*** Opening Provided entries ***

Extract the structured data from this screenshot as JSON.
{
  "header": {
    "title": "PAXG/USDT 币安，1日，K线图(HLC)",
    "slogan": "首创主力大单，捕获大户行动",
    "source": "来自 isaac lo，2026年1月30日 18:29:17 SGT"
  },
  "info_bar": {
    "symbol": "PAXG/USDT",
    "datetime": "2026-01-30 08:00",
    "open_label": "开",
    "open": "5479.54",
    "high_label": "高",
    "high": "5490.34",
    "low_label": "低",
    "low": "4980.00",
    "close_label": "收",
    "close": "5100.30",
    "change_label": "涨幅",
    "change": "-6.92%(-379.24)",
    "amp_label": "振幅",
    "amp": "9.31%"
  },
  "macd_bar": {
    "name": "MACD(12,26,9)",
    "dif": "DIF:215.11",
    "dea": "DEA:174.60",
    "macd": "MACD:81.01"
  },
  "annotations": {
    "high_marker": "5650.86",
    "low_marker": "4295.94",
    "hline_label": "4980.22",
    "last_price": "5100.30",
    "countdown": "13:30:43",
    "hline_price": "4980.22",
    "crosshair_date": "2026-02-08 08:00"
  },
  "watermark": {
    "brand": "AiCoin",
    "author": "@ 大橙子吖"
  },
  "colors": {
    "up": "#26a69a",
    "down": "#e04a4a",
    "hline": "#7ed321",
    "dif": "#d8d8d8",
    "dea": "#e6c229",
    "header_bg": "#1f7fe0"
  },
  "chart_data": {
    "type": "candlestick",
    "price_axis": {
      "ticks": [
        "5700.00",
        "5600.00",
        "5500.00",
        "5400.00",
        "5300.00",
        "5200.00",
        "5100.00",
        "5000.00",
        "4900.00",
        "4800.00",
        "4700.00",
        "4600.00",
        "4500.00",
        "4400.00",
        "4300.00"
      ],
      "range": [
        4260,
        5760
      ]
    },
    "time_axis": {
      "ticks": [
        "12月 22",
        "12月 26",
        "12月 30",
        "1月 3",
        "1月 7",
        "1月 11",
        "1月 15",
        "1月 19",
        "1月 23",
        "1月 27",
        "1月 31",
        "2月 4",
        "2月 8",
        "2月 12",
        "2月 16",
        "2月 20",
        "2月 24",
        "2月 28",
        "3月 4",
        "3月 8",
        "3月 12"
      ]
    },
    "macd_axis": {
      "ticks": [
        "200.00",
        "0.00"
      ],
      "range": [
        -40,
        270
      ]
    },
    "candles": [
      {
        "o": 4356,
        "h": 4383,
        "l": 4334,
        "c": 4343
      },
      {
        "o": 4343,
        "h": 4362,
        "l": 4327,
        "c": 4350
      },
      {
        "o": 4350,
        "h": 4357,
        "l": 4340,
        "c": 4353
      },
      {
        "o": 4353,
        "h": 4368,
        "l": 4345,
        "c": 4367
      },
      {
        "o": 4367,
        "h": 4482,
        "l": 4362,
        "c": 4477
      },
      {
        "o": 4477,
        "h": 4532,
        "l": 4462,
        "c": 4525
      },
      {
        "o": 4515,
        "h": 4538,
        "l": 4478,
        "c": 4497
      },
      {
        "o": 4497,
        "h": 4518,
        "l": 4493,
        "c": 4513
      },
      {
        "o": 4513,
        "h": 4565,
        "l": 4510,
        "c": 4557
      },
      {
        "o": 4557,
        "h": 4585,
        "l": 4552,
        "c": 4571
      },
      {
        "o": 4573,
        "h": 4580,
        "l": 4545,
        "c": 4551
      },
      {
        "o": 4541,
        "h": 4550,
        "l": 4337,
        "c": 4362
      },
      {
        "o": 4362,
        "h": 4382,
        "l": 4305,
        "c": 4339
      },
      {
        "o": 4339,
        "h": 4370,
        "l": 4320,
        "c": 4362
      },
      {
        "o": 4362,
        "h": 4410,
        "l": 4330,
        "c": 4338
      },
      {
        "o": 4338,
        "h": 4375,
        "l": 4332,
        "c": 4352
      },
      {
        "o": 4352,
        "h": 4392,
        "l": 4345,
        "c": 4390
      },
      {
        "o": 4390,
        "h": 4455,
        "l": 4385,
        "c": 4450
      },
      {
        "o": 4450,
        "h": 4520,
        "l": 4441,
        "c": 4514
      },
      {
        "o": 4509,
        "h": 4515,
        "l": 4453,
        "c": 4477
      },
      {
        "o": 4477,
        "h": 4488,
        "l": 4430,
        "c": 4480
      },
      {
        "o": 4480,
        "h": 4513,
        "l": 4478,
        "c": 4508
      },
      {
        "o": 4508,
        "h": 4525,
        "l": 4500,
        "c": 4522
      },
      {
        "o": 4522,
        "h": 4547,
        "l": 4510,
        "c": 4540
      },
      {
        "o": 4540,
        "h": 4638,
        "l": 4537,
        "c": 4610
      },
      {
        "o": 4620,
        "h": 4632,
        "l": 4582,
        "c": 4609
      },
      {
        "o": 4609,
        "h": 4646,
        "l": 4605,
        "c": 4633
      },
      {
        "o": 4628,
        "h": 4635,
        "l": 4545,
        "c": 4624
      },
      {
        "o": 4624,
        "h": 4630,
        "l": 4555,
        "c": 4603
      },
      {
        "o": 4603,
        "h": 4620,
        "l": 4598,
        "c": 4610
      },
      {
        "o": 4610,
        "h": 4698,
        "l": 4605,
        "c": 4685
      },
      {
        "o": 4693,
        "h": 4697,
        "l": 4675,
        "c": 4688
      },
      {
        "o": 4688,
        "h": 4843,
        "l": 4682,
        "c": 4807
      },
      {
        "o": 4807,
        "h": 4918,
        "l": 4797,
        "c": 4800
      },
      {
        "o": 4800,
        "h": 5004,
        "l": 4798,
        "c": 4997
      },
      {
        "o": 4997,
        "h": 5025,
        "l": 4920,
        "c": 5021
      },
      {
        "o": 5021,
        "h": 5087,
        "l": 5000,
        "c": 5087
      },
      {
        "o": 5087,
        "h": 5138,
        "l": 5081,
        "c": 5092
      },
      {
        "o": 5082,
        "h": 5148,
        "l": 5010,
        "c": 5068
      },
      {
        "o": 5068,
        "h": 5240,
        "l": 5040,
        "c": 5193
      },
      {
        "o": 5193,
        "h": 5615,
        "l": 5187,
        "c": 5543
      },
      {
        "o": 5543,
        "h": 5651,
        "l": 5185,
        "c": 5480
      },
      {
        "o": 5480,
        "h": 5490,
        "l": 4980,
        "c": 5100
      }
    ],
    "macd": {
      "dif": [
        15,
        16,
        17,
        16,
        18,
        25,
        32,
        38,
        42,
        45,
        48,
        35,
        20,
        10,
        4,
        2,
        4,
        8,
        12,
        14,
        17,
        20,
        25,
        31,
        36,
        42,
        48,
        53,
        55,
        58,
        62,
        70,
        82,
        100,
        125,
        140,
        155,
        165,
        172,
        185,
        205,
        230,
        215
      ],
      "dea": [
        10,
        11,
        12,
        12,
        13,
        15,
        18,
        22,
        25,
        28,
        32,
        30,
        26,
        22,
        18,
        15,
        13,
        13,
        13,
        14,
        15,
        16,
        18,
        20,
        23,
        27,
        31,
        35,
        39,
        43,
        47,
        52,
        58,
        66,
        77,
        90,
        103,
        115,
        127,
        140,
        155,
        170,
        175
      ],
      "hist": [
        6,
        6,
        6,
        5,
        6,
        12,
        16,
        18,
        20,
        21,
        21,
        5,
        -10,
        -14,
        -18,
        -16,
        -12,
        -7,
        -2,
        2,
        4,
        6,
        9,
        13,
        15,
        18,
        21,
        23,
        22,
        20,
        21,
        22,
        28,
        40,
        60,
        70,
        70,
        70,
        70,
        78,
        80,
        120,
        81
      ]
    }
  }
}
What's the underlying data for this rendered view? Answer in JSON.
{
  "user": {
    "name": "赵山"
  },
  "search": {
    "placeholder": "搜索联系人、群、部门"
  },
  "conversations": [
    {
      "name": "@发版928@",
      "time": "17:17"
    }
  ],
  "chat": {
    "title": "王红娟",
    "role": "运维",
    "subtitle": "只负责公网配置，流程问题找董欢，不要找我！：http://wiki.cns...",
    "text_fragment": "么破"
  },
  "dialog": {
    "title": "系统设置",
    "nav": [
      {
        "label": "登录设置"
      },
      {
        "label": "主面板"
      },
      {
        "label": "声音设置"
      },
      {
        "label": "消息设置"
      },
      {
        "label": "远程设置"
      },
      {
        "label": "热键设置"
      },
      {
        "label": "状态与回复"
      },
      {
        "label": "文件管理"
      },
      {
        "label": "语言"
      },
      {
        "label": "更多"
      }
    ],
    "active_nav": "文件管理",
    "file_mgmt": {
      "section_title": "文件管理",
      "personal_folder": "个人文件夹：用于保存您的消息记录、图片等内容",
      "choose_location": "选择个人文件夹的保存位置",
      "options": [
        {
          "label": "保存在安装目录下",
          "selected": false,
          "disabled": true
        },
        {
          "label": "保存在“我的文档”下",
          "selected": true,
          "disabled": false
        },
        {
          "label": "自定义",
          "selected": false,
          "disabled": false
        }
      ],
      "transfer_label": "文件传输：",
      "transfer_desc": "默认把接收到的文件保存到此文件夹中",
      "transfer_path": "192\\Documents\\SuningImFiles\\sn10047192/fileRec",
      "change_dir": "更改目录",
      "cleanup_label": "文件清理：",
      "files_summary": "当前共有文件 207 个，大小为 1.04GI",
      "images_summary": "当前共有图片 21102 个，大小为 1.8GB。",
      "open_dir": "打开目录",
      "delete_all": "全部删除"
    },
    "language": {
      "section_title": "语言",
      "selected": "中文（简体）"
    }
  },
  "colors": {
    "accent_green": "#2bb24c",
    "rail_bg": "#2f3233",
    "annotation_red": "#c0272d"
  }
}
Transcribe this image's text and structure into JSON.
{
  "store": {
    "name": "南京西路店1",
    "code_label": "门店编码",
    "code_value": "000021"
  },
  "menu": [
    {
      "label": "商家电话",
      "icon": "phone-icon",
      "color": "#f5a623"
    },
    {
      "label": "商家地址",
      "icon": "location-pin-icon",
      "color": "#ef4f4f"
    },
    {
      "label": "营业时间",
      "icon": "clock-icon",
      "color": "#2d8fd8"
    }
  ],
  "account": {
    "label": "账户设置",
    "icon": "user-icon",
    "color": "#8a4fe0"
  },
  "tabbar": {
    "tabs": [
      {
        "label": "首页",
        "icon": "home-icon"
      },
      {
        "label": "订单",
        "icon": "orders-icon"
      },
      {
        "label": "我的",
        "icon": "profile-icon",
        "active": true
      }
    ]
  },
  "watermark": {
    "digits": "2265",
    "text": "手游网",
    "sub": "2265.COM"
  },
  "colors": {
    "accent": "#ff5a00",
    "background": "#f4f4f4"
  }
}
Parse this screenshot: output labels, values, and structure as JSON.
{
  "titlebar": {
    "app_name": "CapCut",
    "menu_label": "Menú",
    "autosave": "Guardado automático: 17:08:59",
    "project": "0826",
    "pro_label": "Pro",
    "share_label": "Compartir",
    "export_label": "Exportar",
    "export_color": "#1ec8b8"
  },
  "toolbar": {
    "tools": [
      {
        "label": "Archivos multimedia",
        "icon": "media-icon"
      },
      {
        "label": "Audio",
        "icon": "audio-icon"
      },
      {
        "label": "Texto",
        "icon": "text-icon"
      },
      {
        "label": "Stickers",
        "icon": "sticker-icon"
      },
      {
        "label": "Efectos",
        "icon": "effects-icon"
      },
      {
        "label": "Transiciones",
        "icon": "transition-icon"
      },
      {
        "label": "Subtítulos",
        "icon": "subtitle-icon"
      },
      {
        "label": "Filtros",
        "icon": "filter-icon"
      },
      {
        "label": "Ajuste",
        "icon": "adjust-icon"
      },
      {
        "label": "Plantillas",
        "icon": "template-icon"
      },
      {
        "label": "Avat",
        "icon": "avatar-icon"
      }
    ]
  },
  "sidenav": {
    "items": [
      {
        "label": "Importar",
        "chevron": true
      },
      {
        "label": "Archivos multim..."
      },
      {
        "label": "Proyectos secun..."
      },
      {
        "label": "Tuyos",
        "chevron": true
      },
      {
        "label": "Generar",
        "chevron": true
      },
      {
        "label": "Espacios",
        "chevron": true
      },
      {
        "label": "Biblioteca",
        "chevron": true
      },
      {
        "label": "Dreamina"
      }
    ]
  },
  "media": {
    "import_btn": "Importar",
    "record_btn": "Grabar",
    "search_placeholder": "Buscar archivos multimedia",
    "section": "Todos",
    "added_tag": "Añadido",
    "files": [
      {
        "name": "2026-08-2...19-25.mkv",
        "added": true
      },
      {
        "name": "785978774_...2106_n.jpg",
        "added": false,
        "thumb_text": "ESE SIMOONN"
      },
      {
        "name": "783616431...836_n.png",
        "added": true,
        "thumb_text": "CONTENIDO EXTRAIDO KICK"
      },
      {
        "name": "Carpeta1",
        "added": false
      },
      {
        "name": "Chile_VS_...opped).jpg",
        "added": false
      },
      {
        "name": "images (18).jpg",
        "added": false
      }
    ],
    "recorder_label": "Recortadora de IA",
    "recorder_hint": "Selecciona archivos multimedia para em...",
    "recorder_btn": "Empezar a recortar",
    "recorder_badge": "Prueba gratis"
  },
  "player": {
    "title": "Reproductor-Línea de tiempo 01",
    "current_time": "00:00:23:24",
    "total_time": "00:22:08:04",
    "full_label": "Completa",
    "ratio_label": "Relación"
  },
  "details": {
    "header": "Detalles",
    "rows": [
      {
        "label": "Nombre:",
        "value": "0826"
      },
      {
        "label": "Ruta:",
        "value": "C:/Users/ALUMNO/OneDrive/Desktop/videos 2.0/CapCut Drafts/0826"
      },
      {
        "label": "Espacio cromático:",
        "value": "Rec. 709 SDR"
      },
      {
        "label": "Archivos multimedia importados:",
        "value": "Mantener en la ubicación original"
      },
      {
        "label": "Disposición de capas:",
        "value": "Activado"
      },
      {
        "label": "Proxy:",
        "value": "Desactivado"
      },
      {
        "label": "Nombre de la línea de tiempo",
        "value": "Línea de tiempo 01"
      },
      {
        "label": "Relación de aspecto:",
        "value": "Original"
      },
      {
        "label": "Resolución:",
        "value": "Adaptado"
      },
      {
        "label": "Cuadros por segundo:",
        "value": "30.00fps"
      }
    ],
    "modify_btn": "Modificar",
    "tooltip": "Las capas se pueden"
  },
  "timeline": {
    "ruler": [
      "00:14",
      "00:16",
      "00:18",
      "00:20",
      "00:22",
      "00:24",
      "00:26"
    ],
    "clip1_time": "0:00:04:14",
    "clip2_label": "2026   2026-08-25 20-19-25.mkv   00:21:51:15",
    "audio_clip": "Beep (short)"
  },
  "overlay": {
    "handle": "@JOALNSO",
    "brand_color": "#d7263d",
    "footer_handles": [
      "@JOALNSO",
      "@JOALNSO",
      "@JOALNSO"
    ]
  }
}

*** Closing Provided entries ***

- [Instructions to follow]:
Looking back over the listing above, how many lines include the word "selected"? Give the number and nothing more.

- [Problem solution]:
4